Diesel surcharge and other surcharges
In the transport sector there are several sur charges, such as diesel surcharge. The price of diesel fluctuates and we have no influence on these costs. Past years the price of diesel increased. Apart from a decrease in 2002, the costs for diesel reached a record height in 2008. In the start of 2004 many transport companies introduced the diesel surcharge (DOT) to be able to handle these increasing costs.
In many cases we have no other way than to charge this surcharge. To determine the percentage of surcharge we assume the average diesel price of 2003, being 0,794 per litre. The percentage is re-calculated each month on basis of the average diesel price of the month before. The diesel prices e use are based on the national recommended prices of BP, which are published daily by branch organisation Transport and Logistiek Nederland on http://www.tln.nl/. You can download a list of the percentage calculations as pdf-file. We try to quote our rates as much as possible all-in (including all sur charges). In case you apply for a quotation, the surcharge is mentioned, if applicable.

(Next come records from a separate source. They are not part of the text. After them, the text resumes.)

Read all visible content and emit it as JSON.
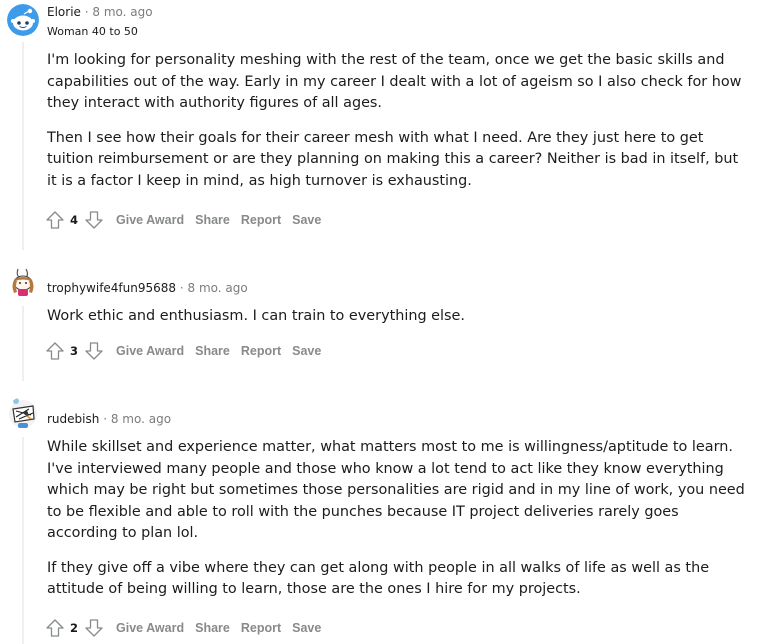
{
  "comments": [
    {
      "author": "Elorie",
      "separator": "·",
      "time": "8 mo. ago",
      "flair": "Woman 40 to 50",
      "avatar": "snoo-blue-avatar",
      "paragraphs": [
        "I'm looking for personality meshing with the rest of the team, once we get the basic skills and capabilities out of the way. Early in my career I dealt with a lot of ageism so I also check for how they interact with authority figures of all ages.",
        "Then I see how their goals for their career mesh with what I need. Are they just here to get tuition reimbursement or are they planning on making this a career? Neither is bad in itself, but it is a factor I keep in mind, as high turnover is exhausting."
      ],
      "score": "4",
      "actions": [
        "Give Award",
        "Share",
        "Report",
        "Save"
      ]
    },
    {
      "author": "trophywife4fun95688",
      "separator": "·",
      "time": "8 mo. ago",
      "avatar": "snoo-bunny-avatar",
      "paragraphs": [
        "Work ethic and enthusiasm. I can train to everything else."
      ],
      "score": "3",
      "actions": [
        "Give Award",
        "Share",
        "Report",
        "Save"
      ]
    },
    {
      "author": "rudebish",
      "separator": "·",
      "time": "8 mo. ago",
      "avatar": "snoo-sketch-avatar",
      "paragraphs": [
        "While skillset and experience matter, what matters most to me is willingness/aptitude to learn. I've interviewed many people and those who know a lot tend to act like they know everything which may be right but sometimes those personalities are rigid and in my line of work, you need to be flexible and able to roll with the punches because IT project deliveries rarely goes according to plan lol.",
        "If they give off a vibe where they can get along with people in all walks of life as well as the attitude of being willing to learn, those are the ones I hire for my projects."
      ],
      "score": "2",
      "actions": [
        "Give Award",
        "Share",
        "Report",
        "Save"
      ]
    }
  ],
  "icons": {
    "upvote": "arrow-up-outline",
    "downvote": "arrow-down-outline"
  },
  "colors": {
    "text": "#1c1c1c",
    "muted": "#7c7c7c",
    "action": "#878a8c",
    "thread_line": "#edeff1",
    "snoo_blue": "#3d9be9"
  }
}
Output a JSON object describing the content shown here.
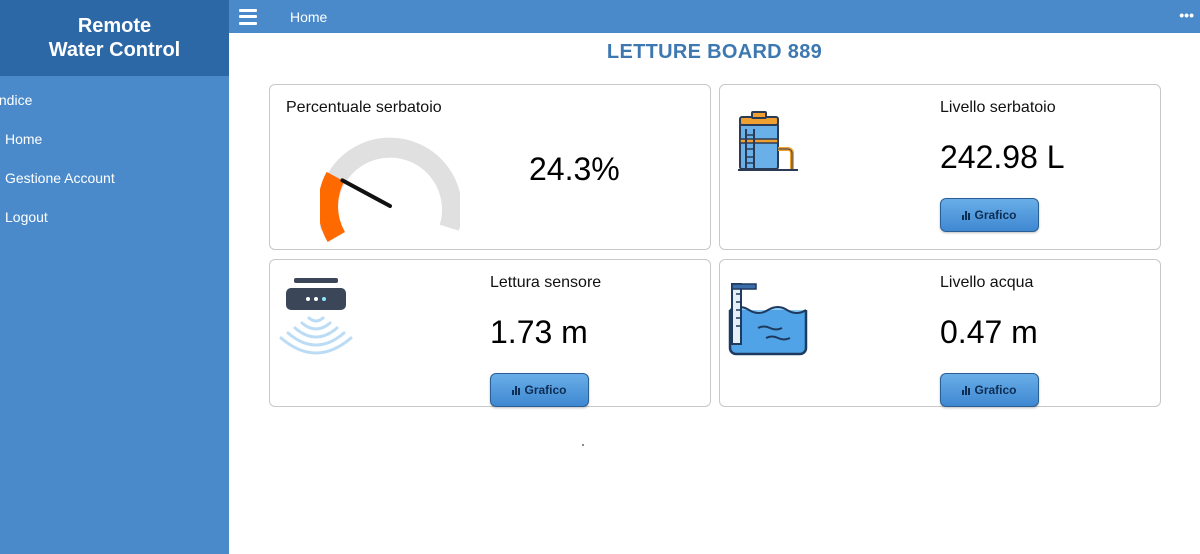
{
  "sidebar": {
    "brand_line1": "Remote",
    "brand_line2": "Water Control",
    "menu_title": "Indice",
    "items": [
      {
        "label": "Home"
      },
      {
        "label": "Gestione Account"
      },
      {
        "label": "Logout"
      }
    ]
  },
  "topbar": {
    "title": "Home",
    "menu_icon": "hamburger-icon",
    "more_icon": "more-dots-icon",
    "more_glyph": "•••"
  },
  "page": {
    "title": "LETTURE BOARD 889"
  },
  "cards": {
    "percent": {
      "title": "Percentuale serbatoio",
      "value": "24.3%",
      "gauge_level": 0.243,
      "gauge_fill_color": "#ff6a00",
      "gauge_track_color": "#e0e0e0"
    },
    "tank": {
      "title": "Livello serbatoio",
      "value": "242.98 L",
      "button_label": "Grafico",
      "icon": "water-tank-icon"
    },
    "sensor": {
      "title": "Lettura sensore",
      "value": "1.73 m",
      "button_label": "Grafico",
      "icon": "ultrasonic-sensor-icon"
    },
    "water": {
      "title": "Livello acqua",
      "value": "0.47 m",
      "button_label": "Grafico",
      "icon": "water-level-icon"
    }
  },
  "colors": {
    "sidebar": "#4a8acb",
    "sidebar_header": "#2c68a6",
    "title_blue": "#3d78b0",
    "button_blue": "#4f97dc"
  }
}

Our actual diesel surcharge for road transport: 14,5% (June 2017).
Within the ocean freight there is also a surcharge. When fuel costs are subject to high price fluctuations, the liners calculate a so called bunker surcharge, BAF (Bunker Adjustment Factor) or BUC (Bunker Contribution), to compensate the risks of price fluctuations.
Besides the diesel surcharge there are other surcharges within the transport. Below you will find some frequent surcharges and their explanation.
After September 11, 2001, a worldwide safety program was issued on initiative of the United States. The goal: to counteract against terrorist activities within or through ports and airports. For this, several authorities invested to increase their safety measures. To earn back these investments they set several surcharges. For instance a surcharge per container (ISPS or International Ship & Portfacility Security) for ocean freight and the Security Surcharge for air freight.
Hazards surcharge and IMO surcharge
In case of hazardous goods the shipper (you) should provide a Hazardous Goods Declaration (DGD). Based on this data, the liner or airline will determine whether the goods can be accepted for transport. In case this data is not timely or incorrect submitted, they can refuse the cargo. Therefore very important to submit this timely and correct! Besides this, the liners, port or airport, can charge extra surcharges, depending on the UN classification of the hazardous goods. This has to do with the extra proceedings which are necessary for planning the goods for the terminal and on board of the ship, truck or air plane.
Terminal surcharges: Delta surcharge and Euromax surcharge
A huge area, the Rotterdam port. The harbour stretches from the city of Rotterdam to the end of the Maasvlakte. In the early ‘90’s the Delta Terminal arose on the Maasvlakte, and more recent the Euromax terminal at the Yangtze port. Because the container shipping rates are based on Rotterdam the Delta surcharge and Euromex surcharge were set. These cover the extra one-way transport distance.